"I think 'Yats' is the guy who's got the economic experience, the governing experience," the speaker says. "You know, what he needs is 'Klitsch' and [other opposition leader Oleh] Tyahnybok on the outside. He needs to be talking to them four times a week. You know, I just think 'Klitsch' going in, he's going to be at that level, working for Yatsenyuk. It's just not going to work."
At one point, a voice appearing to be Nuland's uses a strong expletive to describe frustrations about EU diplomatic efforts in Kyiv.
A spokeswoman for EU foreign policy chief Catherine Ashton said she would not comment on leaked alleged telephone conversations.
U.S. State Department spokesman Jen Psaki did not deny that it is Nuland and Pyatt on the four-minute recording, telling reporters in Washington that she is allowing for the fact that it is authentic.
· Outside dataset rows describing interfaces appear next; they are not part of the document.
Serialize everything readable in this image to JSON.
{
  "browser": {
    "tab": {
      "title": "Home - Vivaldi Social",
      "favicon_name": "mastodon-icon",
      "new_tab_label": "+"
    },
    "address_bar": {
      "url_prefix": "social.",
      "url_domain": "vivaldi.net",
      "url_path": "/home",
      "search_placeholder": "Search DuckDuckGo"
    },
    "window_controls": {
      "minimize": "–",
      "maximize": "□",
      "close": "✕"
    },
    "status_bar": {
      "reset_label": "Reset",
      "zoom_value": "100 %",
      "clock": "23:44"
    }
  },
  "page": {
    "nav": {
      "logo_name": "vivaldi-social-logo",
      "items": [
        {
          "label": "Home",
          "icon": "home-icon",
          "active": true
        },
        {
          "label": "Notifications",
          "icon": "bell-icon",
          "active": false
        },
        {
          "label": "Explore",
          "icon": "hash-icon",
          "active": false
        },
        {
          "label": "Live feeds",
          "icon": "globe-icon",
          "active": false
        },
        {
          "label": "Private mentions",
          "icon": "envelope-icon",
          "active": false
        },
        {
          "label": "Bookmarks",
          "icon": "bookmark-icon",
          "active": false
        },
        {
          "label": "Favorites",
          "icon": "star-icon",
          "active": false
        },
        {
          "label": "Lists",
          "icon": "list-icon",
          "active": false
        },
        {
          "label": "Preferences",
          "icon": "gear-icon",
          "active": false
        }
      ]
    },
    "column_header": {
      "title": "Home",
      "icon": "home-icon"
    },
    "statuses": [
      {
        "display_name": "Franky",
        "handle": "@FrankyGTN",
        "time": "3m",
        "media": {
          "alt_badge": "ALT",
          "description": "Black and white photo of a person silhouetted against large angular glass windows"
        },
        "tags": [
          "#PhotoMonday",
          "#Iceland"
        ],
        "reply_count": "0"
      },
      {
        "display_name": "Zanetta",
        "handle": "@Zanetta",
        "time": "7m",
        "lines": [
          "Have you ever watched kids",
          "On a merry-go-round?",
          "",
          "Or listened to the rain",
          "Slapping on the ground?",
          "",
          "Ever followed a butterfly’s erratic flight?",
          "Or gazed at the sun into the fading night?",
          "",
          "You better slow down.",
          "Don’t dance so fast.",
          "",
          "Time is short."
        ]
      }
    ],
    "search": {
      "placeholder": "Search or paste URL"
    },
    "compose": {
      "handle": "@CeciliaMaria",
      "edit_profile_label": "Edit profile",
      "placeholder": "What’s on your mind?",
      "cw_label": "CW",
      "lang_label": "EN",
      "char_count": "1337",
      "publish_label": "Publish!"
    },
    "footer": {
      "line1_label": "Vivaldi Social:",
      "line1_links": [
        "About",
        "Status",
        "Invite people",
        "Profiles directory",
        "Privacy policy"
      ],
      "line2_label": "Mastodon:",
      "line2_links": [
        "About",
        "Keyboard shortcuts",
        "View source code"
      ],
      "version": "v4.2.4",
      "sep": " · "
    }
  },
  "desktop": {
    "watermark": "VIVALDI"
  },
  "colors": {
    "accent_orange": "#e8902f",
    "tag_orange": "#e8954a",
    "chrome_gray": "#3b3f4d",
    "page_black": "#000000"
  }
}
"It is no secret that Ambassador Pyatt and Assistant Secretary Nuland have been working with the government of Ukraine, with the opposition, with business and civil society leaders to support their efforts," Psaki said. "And it shouldn't be a surprise that at any point there have been discussions about recent events, offers, and what is happening on the ground."
Psaki said she did not know who posted the recording but criticized Moscow for promoting it on social media, calling it "a new low in Russian tradecraft."
Sergei Glazyev, an adviser to Putin, accused Washington on February 6 of a "clear breach" of a 1994 treaty giving the United States and Russia roles as co-guarantors of security in Ukraine.
"The stunts the Americans are pulling today by crudely interfering in Ukraine's domestic affairs in a unilateral manner are an obvious violation" of the agreement, he said.
In an interview with the Ukrainian edition of Russia's "Kommersant," he also accused Washington of spending $20 million a week on financing and arming the Ukrainian opposition and "rebels" and hinted of Russia's intervention in the crisis.
When conflicts arise, he said, the guarantors "are obliged to intervene."
A spokeswoman said German Chancellor Angela Merkel considers Nuland's comments "totally unacceptable." Christiane Wirtz added that Merkel believes EU foreign policy chief Catherine Ashton is "doing an outstanding job" on the Ukraine crisis.
Both EU power Germany and the United States have been among the leading international supporters of Ukraine's opposition.
A second recording, purporting to be a conversation between two EU officials, was posted the same day from the same YouTube account. In it, a voice believed to be Helga Schmid, deputy to EU foreign policy chief Catherine Ashton, is heard complaining about U.S. criticism that the Europeans are "too soft" on Ukraine.
A spokeswoman for Ashton declined comment.
Based on reporting by Reuters, AP, AFP, and RFE/RL’s Ukrainian Service